## THE RECORDS
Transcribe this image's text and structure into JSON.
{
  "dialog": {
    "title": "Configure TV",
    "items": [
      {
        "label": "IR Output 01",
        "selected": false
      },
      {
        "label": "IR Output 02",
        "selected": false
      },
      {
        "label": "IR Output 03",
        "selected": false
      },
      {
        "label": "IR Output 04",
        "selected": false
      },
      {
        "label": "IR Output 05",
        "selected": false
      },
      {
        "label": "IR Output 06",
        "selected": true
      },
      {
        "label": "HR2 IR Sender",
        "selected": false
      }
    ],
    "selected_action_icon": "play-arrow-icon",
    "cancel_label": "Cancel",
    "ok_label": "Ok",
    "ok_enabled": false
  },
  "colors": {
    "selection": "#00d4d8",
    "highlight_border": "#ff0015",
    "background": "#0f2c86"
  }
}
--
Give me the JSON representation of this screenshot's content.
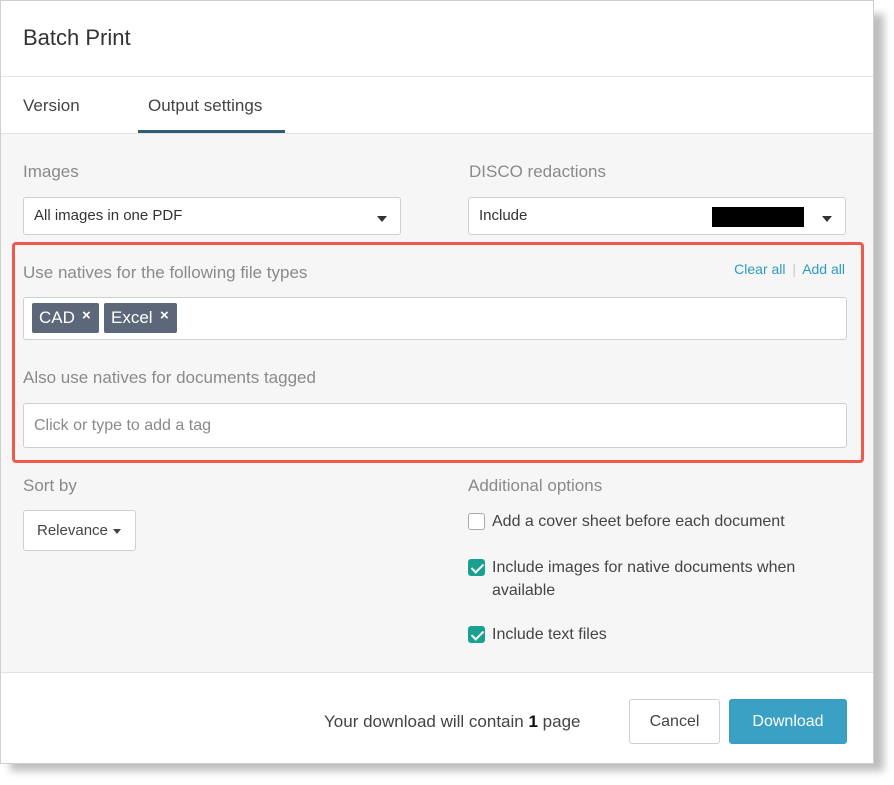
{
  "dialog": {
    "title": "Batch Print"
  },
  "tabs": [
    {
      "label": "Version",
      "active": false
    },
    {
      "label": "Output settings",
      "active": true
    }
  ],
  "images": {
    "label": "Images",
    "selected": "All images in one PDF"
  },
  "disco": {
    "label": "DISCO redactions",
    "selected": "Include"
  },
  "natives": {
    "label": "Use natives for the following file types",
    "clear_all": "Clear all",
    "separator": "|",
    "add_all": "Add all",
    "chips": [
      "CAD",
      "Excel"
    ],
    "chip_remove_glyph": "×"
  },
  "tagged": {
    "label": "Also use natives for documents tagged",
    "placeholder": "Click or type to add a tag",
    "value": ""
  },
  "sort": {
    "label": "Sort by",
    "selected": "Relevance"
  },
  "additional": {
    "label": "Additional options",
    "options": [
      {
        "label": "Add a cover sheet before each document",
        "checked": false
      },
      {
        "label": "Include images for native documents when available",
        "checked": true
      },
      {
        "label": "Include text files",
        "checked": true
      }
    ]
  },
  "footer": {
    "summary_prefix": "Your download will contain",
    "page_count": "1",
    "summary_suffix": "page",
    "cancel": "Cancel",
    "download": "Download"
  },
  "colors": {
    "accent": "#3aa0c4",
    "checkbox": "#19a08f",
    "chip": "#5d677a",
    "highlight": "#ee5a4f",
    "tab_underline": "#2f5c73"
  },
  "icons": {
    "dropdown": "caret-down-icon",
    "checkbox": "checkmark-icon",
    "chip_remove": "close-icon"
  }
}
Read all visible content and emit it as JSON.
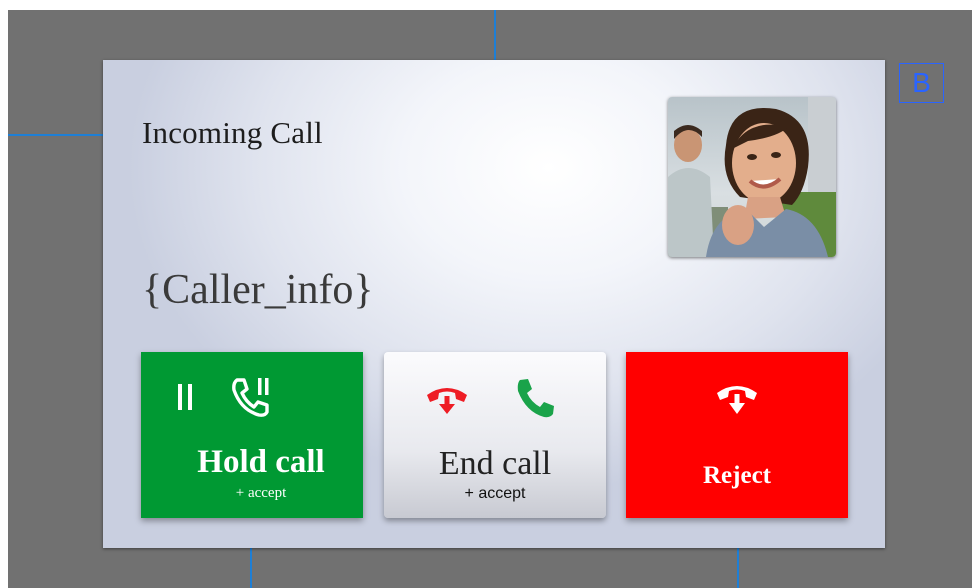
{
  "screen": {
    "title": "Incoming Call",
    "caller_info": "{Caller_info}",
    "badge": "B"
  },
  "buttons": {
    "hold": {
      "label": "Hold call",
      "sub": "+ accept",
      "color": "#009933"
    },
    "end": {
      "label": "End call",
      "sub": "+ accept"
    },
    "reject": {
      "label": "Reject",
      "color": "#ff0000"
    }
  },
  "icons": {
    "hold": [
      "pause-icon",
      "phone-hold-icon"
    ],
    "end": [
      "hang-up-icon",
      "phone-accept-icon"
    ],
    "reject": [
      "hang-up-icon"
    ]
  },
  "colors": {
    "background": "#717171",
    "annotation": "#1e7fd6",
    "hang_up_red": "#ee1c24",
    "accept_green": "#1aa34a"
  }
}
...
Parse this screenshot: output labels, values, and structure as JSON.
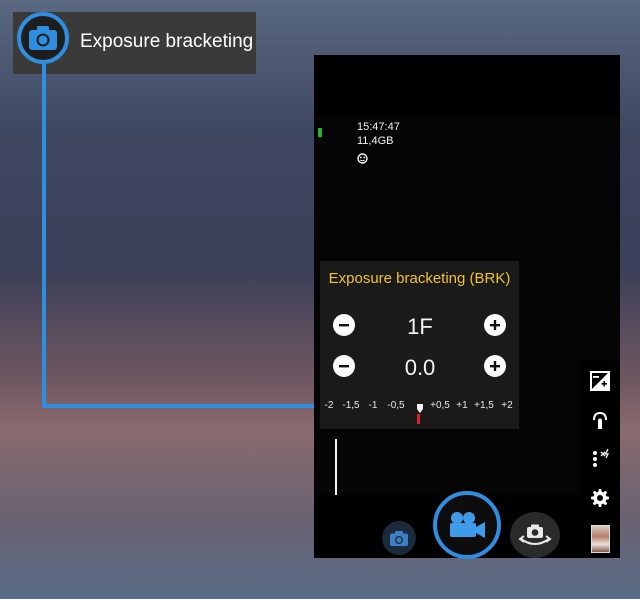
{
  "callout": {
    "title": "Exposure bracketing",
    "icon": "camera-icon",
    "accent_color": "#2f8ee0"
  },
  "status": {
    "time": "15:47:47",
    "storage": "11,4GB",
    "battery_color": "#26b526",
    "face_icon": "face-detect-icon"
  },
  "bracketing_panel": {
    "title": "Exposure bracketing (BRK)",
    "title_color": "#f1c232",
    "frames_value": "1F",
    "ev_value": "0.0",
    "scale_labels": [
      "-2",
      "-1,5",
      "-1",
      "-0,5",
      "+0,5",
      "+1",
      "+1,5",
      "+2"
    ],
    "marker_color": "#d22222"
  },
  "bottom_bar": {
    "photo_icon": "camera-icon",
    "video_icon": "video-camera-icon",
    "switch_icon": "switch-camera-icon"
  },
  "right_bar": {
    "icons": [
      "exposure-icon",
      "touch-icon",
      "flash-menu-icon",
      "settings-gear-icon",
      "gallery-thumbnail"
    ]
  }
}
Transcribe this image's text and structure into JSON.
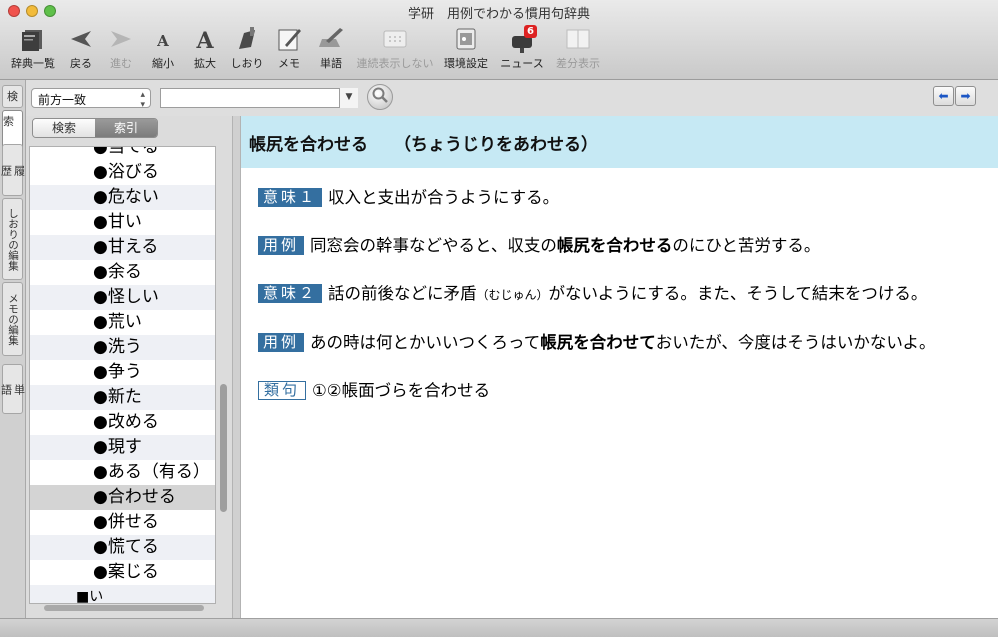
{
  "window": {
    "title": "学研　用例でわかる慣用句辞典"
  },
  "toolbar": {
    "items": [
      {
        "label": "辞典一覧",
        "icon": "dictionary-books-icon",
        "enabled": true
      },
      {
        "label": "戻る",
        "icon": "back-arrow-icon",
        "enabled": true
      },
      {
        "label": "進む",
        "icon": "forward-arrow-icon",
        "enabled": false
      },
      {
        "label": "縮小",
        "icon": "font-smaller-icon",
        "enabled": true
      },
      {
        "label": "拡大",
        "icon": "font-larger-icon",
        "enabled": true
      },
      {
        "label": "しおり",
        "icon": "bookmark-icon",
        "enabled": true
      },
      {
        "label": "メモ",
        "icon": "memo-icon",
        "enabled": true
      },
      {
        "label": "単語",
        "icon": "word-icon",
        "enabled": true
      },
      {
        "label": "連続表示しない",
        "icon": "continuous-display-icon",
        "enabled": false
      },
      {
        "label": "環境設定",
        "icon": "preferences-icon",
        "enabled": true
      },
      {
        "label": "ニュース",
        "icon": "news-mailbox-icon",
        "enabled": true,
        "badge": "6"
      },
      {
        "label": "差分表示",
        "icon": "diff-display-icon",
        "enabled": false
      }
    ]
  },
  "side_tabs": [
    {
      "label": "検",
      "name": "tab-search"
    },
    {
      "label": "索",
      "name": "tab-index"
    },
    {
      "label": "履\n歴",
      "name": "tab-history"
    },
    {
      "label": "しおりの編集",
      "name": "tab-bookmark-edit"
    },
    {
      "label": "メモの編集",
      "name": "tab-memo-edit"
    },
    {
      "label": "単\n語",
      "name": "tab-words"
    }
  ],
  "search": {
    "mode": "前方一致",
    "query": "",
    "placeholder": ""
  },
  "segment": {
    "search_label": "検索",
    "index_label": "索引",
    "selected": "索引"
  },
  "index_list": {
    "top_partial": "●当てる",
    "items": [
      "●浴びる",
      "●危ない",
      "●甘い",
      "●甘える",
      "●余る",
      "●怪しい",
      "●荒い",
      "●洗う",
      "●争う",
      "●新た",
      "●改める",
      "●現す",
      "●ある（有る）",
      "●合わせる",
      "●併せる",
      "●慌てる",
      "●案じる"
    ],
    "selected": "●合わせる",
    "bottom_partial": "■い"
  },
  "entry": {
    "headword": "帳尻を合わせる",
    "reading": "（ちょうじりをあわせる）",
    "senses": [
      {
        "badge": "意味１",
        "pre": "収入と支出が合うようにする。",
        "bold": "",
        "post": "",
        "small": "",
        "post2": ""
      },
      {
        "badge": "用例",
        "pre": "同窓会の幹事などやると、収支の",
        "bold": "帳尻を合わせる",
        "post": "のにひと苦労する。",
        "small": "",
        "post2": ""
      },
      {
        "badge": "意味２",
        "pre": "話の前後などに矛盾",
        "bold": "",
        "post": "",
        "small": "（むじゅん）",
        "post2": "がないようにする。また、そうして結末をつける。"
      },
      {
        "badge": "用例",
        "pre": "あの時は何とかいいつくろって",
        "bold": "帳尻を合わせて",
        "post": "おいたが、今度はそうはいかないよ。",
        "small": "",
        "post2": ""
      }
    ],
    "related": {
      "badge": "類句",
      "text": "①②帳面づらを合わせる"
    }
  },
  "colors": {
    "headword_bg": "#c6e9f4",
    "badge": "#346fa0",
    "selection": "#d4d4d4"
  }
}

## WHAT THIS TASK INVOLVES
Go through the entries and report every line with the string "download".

## EXERCISE SOLUTION
    "summary_prefix": "Your download will contain",
    "download": "Download"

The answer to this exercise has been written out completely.